Work to complete: From the entries that follow, copy each line containing the word "JSON".
Data to process: Begin
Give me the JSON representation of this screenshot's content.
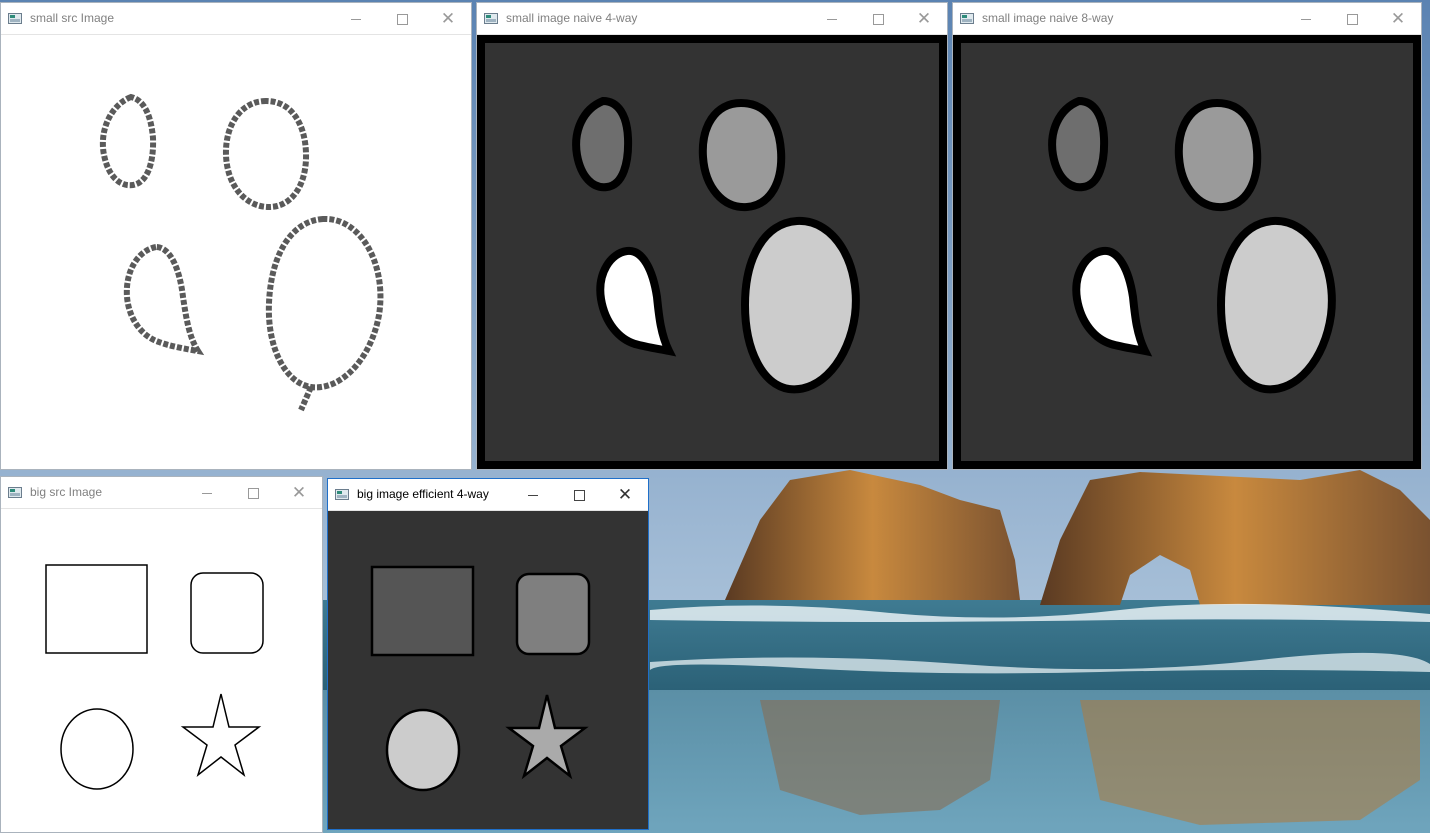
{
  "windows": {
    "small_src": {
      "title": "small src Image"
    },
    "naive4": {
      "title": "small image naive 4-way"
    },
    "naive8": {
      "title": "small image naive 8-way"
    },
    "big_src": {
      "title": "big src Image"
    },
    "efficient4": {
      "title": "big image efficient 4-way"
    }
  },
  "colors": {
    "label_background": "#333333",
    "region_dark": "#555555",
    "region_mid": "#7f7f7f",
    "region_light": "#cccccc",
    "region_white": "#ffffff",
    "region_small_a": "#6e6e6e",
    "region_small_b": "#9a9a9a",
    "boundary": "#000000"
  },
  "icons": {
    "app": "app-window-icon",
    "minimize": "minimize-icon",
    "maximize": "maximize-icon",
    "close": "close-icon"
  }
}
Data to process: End
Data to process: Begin
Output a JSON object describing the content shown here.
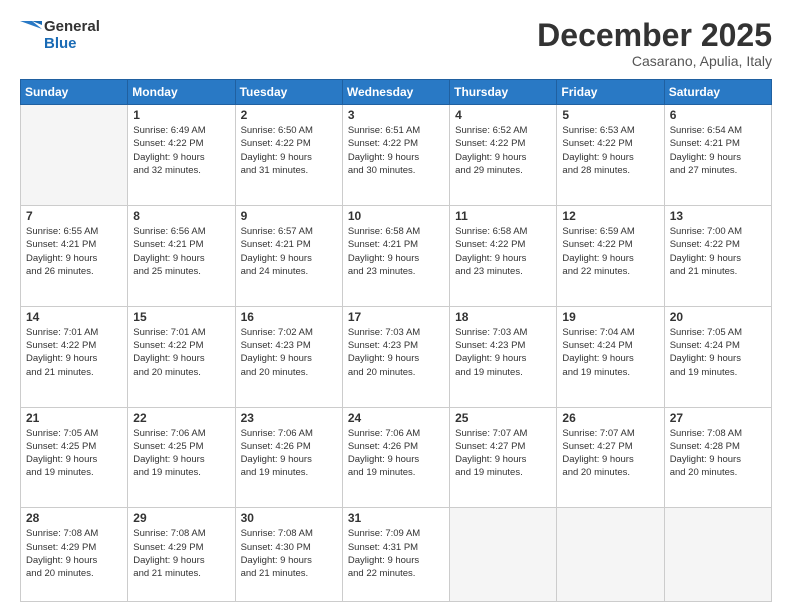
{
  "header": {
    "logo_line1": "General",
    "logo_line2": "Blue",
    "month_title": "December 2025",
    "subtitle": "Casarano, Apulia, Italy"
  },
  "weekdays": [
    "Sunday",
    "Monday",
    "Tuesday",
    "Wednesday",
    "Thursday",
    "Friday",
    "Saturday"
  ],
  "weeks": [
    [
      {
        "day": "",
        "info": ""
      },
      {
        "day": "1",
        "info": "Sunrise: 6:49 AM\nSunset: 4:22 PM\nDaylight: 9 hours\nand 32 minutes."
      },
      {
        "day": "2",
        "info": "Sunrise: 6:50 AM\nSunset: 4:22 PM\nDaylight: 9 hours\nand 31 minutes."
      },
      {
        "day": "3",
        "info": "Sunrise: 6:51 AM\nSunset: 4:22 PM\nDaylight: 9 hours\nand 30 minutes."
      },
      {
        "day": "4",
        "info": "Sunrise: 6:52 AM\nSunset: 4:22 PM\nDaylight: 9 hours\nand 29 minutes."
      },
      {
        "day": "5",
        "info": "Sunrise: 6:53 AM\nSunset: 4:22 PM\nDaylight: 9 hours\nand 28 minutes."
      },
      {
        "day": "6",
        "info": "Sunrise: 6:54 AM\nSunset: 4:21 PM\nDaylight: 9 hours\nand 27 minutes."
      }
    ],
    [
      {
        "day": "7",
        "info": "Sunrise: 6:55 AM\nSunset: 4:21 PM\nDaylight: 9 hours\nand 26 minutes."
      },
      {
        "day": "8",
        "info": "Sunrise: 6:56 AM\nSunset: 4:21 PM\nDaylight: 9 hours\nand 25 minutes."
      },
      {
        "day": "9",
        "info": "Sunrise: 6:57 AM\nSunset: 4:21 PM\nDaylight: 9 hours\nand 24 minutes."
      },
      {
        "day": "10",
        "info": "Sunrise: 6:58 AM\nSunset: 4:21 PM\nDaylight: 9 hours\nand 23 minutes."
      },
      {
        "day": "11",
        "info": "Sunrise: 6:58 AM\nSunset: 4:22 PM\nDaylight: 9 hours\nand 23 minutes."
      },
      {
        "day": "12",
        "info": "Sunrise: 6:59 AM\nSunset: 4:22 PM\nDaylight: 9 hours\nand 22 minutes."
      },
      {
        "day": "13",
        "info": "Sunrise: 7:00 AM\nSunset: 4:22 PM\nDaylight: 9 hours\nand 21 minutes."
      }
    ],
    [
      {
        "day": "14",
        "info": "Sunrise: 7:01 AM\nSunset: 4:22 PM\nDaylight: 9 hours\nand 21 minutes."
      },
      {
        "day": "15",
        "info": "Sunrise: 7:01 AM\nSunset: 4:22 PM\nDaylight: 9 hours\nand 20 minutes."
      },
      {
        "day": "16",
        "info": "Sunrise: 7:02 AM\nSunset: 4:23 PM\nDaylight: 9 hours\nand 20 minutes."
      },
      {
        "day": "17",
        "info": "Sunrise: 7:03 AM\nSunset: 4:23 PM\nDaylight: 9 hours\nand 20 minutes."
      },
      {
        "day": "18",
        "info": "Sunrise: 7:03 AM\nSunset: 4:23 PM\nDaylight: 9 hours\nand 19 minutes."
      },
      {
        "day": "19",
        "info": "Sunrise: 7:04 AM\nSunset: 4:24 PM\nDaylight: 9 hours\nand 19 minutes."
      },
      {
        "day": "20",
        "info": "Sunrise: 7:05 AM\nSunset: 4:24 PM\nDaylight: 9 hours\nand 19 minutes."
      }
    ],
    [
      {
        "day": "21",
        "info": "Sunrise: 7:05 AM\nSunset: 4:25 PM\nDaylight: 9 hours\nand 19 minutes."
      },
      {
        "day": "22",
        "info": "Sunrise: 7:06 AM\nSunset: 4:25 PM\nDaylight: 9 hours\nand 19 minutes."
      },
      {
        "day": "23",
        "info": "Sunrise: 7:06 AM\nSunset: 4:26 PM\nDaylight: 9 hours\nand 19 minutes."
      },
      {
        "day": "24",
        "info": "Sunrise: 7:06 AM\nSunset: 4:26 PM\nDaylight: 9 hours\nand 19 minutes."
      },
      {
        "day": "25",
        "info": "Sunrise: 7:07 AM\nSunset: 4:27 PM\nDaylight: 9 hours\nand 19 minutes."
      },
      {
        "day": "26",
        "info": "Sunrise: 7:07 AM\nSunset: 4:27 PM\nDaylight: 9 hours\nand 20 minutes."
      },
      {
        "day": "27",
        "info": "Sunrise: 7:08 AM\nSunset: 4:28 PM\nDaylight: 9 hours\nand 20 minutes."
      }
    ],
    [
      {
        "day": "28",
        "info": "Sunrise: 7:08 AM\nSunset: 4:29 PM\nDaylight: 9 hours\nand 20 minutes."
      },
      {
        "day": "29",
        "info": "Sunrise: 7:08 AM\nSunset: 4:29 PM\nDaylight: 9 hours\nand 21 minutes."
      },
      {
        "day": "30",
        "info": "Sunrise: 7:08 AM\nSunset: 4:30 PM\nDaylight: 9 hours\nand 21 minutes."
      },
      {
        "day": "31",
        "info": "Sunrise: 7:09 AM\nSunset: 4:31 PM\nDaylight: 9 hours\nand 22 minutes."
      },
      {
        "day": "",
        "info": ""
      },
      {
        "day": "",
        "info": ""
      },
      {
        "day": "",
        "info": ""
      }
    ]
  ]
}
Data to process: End
Result of the exercise:
Give me the JSON representation of this screenshot's content.
Output a JSON object describing the content shown here.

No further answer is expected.